New strategies are needed to encourage general practitioners to teach medical students in their practices, according to a letter published in this year's General Practice edition of the Medical Journal of Australia.
Dr Mary-Louise Dick, Senior Lecturer in the School of Medicine at the University of Queensland, and her co-authors interviewed 55 Brisbane-based GPs who teach third-year University of Queensland medical students.
"Many of the GPs said the rewards of teaching included the opportunity to showcase high-quality medical practice, the intellectual stimulation of having their practice observed and an appreciation that patients benefited from the participation of students in consultations," Dr Dick said.
"Challenges cited included ensuring teaching responsibilities did not lead to longer waiting times for patients or interfere with their care.

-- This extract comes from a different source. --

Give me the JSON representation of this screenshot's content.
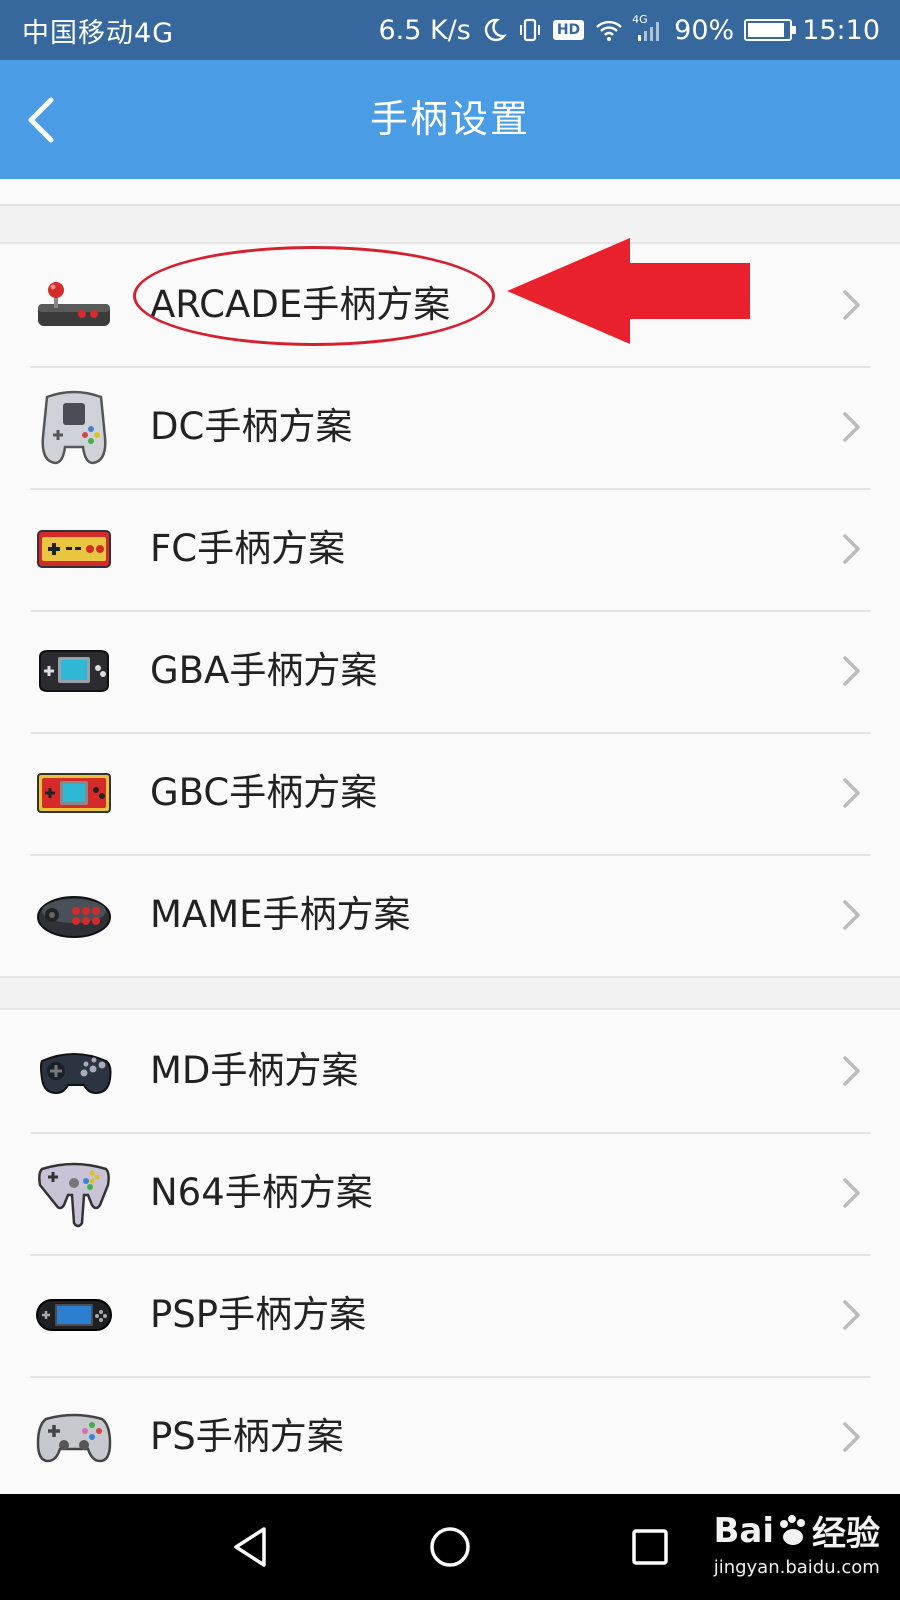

"Other problems included concerns about potential negative impacts on patients of inappropriate or inexpert student comments or skills and the extra demands of supervising relatively weak or apparently unenthusiastic students."

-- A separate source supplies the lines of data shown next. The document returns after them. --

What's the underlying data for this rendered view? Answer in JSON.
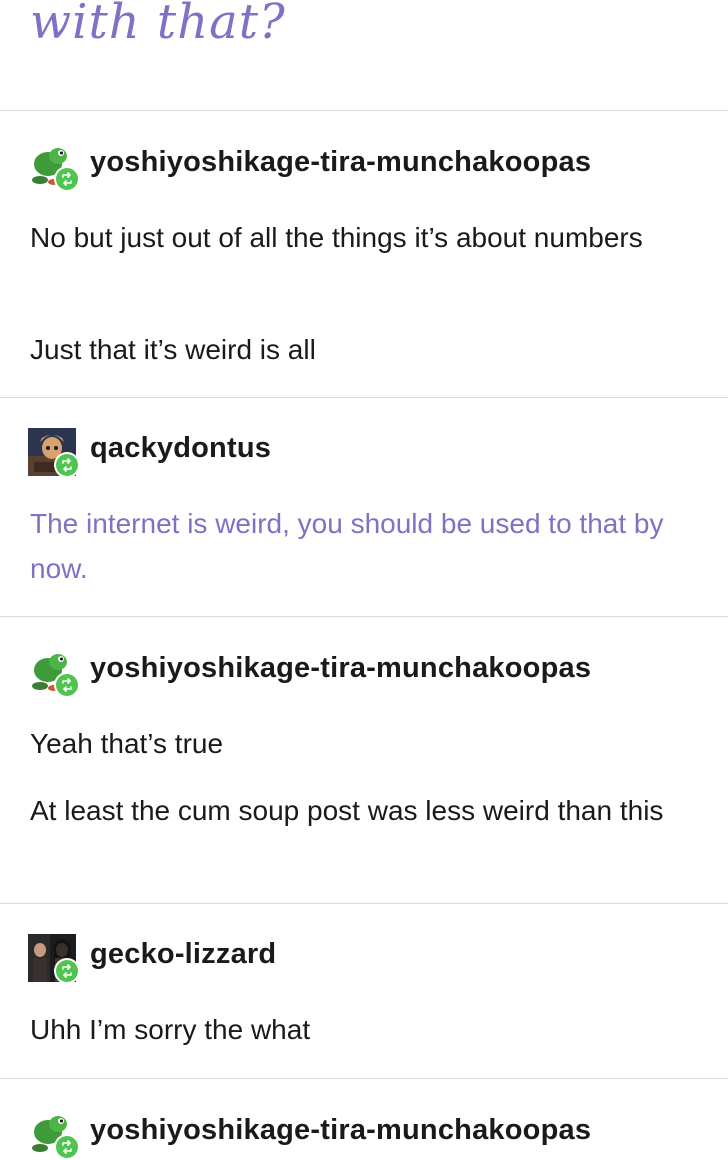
{
  "header": {
    "title_fragment": "with that?"
  },
  "colors": {
    "accent_purple": "#7e72c4",
    "reblog_green": "#4fc550",
    "divider": "#d9d9d9"
  },
  "posts": [
    {
      "username": "yoshiyoshikage-tira-munchakoopas",
      "avatar_icon": "yoshi-avatar-icon",
      "paragraphs": [
        "No but just out of all the things it’s about numbers",
        "Just that it’s weird is all"
      ]
    },
    {
      "username": "qackydontus",
      "avatar_icon": "character-avatar-icon",
      "paragraphs": [
        "The internet is weird, you should be used to that by now."
      ]
    },
    {
      "username": "yoshiyoshikage-tira-munchakoopas",
      "avatar_icon": "yoshi-avatar-icon",
      "paragraphs": [
        "Yeah that’s true",
        "At least the cum soup post was less weird than this"
      ]
    },
    {
      "username": "gecko-lizzard",
      "avatar_icon": "photo-avatar-icon",
      "paragraphs": [
        "Uhh I’m sorry the what"
      ]
    },
    {
      "username": "yoshiyoshikage-tira-munchakoopas",
      "avatar_icon": "yoshi-avatar-icon",
      "paragraphs": []
    }
  ]
}
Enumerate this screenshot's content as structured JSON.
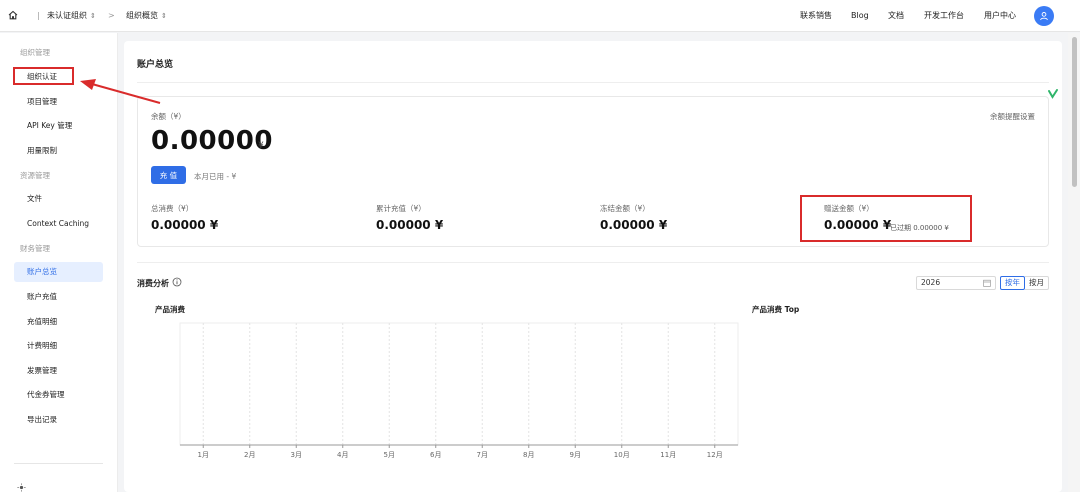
{
  "topbar": {
    "breadcrumb_org": "未认证组织",
    "breadcrumb_sep": ">",
    "breadcrumb_page": "组织概览",
    "nav": [
      "联系销售",
      "Blog",
      "文档",
      "开发工作台",
      "用户中心"
    ],
    "icons": {
      "home": "home-icon",
      "avatar": "user-icon",
      "chevron": "chevron-updown-icon"
    }
  },
  "sidebar": {
    "groups": [
      {
        "title": "组织管理",
        "items": [
          "组织认证",
          "项目管理",
          "API Key 管理",
          "用量限制"
        ]
      },
      {
        "title": "资源管理",
        "items": [
          "文件",
          "Context Caching"
        ]
      },
      {
        "title": "财务管理",
        "items": [
          "账户总览",
          "账户充值",
          "充值明细",
          "计费明细",
          "发票管理",
          "代金券管理",
          "导出记录"
        ]
      }
    ],
    "active_item": "账户总览",
    "bottom_icon": "sun-icon"
  },
  "main": {
    "title": "账户总览",
    "balance": {
      "label": "余额（¥）",
      "value": "0.00000",
      "unit": "¥",
      "alert_setting": "余额提醒设置",
      "recharge_label": "充 值",
      "month_used": "本月已用 - ¥"
    },
    "stats": [
      {
        "label": "总消费（¥）",
        "value": "0.00000 ¥"
      },
      {
        "label": "累计充值（¥）",
        "value": "0.00000 ¥"
      },
      {
        "label": "冻结金额（¥）",
        "value": "0.00000 ¥"
      },
      {
        "label": "赠送金额（¥）",
        "value": "0.00000 ¥",
        "expired": "已过期 0.00000 ¥"
      }
    ],
    "analysis": {
      "title": "消费分析",
      "info_icon": "info-icon",
      "year": "2026",
      "calendar_icon": "calendar-icon",
      "toggle": [
        "按年",
        "按月"
      ],
      "active_toggle": "按年"
    },
    "charts": {
      "left_title": "产品消费",
      "right_title": "产品消费 Top"
    }
  },
  "chart_data": {
    "type": "bar",
    "title": "产品消费",
    "categories": [
      "1月",
      "2月",
      "3月",
      "4月",
      "5月",
      "6月",
      "7月",
      "8月",
      "9月",
      "10月",
      "11月",
      "12月"
    ],
    "series": [],
    "xlabel": "",
    "ylabel": "",
    "grid": true,
    "legend": "none"
  },
  "colors": {
    "primary": "#2f6de6",
    "annotation": "#d92b2b",
    "active_bg": "#e6efff"
  }
}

"The difficulties of recruitment and retention of high-quality teaching practices in the current climate of general practice workforce shortage and increased medical student numbers are likely to increase, unless practice-based teaching remains manageable and rewarding," she said.
"Strategies to promote and enhance the rewards of practice-based teaching, and overcome perceived obstacles including a lack of practice infrastructure, will be needed."